- From eating a bacon sandwich in space and making the ultimate paper aeroplane to what bras have in common with Neil Armstrong’s space suit, TV Science presenter Dallas Campbell lifts the lid on amazing feats of everyday engineering in new film
· Video joins hundreds of free activities available from STEM Learning to keep children inspired in computing, science and maths while learning from home
TV science presenter and STEM Ambassador Dallas Campbell explores three stories of amazing everyday-feats of engineering in a new film aimed at keeping young people engaged in STEM while school’s out.
Dallas, who has presented shows including Bang Goes the Theory, The Gadget Show and Stargazing Live, explains how engineers for bra manufacturer Playtex went on to design Neil Armstrong’s space suit (as well as the incredible engineering behind both items of clothing), plus how engineers created a bacon sandwich (with oversight from Heston Blumenthal) that could be taken into space at the request of British astronaut Tim Peake. He also shares the design for the ultimate paper aeroplane – and which children can easily replicate at home with just a piece of A4 paper, a credit card (or similar) and meticulous folding. Instructions can be downloaded here.

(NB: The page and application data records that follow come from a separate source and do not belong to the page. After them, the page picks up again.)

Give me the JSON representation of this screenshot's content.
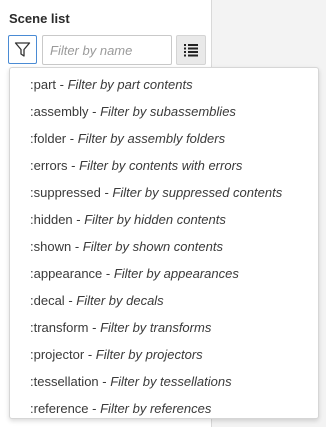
{
  "panel": {
    "title": "Scene list",
    "search": {
      "placeholder": "Filter by name",
      "value": ""
    }
  },
  "icons": {
    "filter": "funnel-icon",
    "list": "list-view-icon"
  },
  "dropdown": {
    "items": [
      {
        "keyword": ":part",
        "sep": " - ",
        "desc": "Filter by part contents"
      },
      {
        "keyword": ":assembly",
        "sep": " - ",
        "desc": "Filter by subassemblies"
      },
      {
        "keyword": ":folder",
        "sep": " - ",
        "desc": "Filter by assembly folders"
      },
      {
        "keyword": ":errors",
        "sep": " - ",
        "desc": "Filter by contents with errors"
      },
      {
        "keyword": ":suppressed",
        "sep": " - ",
        "desc": "Filter by suppressed contents"
      },
      {
        "keyword": ":hidden",
        "sep": " - ",
        "desc": "Filter by hidden contents"
      },
      {
        "keyword": ":shown",
        "sep": " - ",
        "desc": "Filter by shown contents"
      },
      {
        "keyword": ":appearance",
        "sep": " - ",
        "desc": "Filter by appearances"
      },
      {
        "keyword": ":decal",
        "sep": " - ",
        "desc": "Filter by decals"
      },
      {
        "keyword": ":transform",
        "sep": " - ",
        "desc": "Filter by transforms"
      },
      {
        "keyword": ":projector",
        "sep": " - ",
        "desc": "Filter by projectors"
      },
      {
        "keyword": ":tessellation",
        "sep": " - ",
        "desc": "Filter by tessellations"
      },
      {
        "keyword": ":reference",
        "sep": " - ",
        "desc": "Filter by references"
      }
    ]
  }
}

The film is part of a range of home learning resources that have been made available to parents and teachers through STEM Learning at www.stem.org.uk/home-learning. And to complement Dallas’s video, STEM Learning is highlighting activities including ‘The Great British Space Dinner’ (lessons about food in space) and ‘Space Suit Science’ (creating your own space suit) to enable children and their parents to complete fun activities at home.
Suitable for all ages, from 4-19, STEM Learning has carefully selected more than 300 activities and materials from its bank of over 14,000 free resources to support teachers, parents and carers with home learning, with a particular focus on STEM subjects including science, computing and maths.

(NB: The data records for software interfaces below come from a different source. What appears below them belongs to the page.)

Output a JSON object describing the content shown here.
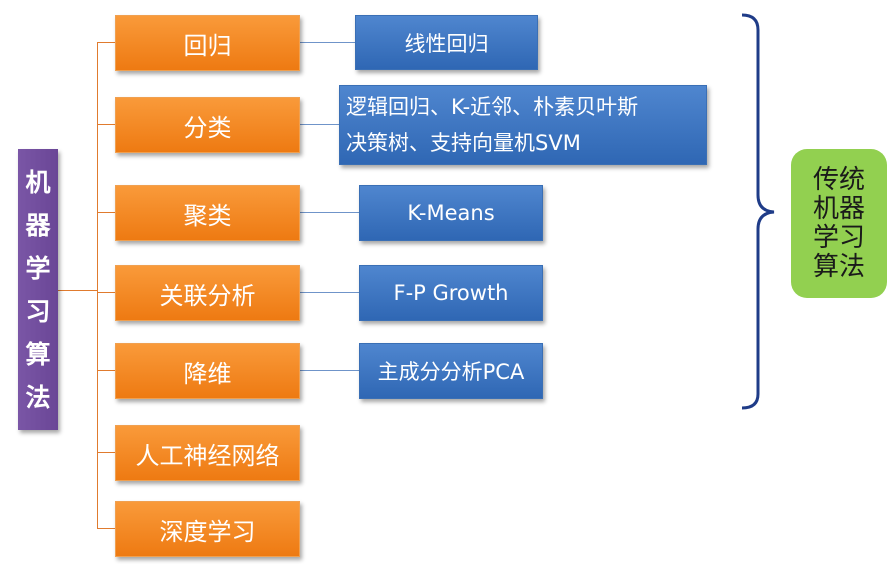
{
  "root": {
    "label_chars": [
      "机",
      "器",
      "学",
      "习",
      "算",
      "法"
    ]
  },
  "categories": [
    {
      "label": "回归"
    },
    {
      "label": "分类"
    },
    {
      "label": "聚类"
    },
    {
      "label": "关联分析"
    },
    {
      "label": "降维"
    },
    {
      "label": "人工神经网络"
    },
    {
      "label": "深度学习"
    }
  ],
  "algorithms": [
    {
      "lines": [
        "线性回归"
      ]
    },
    {
      "lines": [
        "逻辑回归、K-近邻、朴素贝叶斯",
        "决策树、支持向量机SVM"
      ]
    },
    {
      "lines": [
        "K-Means"
      ]
    },
    {
      "lines": [
        "F-P Growth"
      ]
    },
    {
      "lines": [
        "主成分分析PCA"
      ]
    }
  ],
  "traditional": {
    "label_lines": [
      "传统",
      "机器",
      "学习",
      "算法"
    ]
  },
  "colors": {
    "root": "#7030a0",
    "category": "#f58220",
    "algorithm": "#3a70bd",
    "traditional": "#92d050",
    "brace": "#1f3c88"
  }
}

STEM Ambassador Dallas Campbell says: “Amazing feats of engineering are all around us, from the clothes we wear to the food we eat. The good news is, to understand and get invested in engineering, you don’t even need to leave your home. I’m sharing a few of my favourite examples of everyday engineering for kids and adults to enjoy at home, including how to create the ultimate paper aeroplane. One quick tip… a dihedral wing angle is vital!”
Fran Dainty, STEM’s Head of Education added: “Engineering is all about recognising a problem and finding a solution – usually combining a mix of maths, science and creativity. Engineers create products and solutions that make life better and easier for us – from computer games to chocolate bars. The resources on our site are not just educational, but fun activities for families to do at home.”
STEM Learning is the UK’s largest provider of education support in science, technology, engineering and mathematics (STEM). STEM Learning is a non-profit, working with schools, colleges and others working with young people, including providing resources for both parents and teachers.
Other available advice for parents includes how to maintain your child’s wellbeing as a result of coronavirus and a survival guide for parents who are home learning. For extra support, STEM’s subject experts are available weekdays from 8:30am to 4.30pm via a webchat, accessible on all of STEM’s webpages.
All resources have been curated by STEM Learning’s specialist team of experienced subject teachers, and cover all age ranges from 4 to 19 and are available for both teachers and parents at: www.stem.org.uk/home-learning.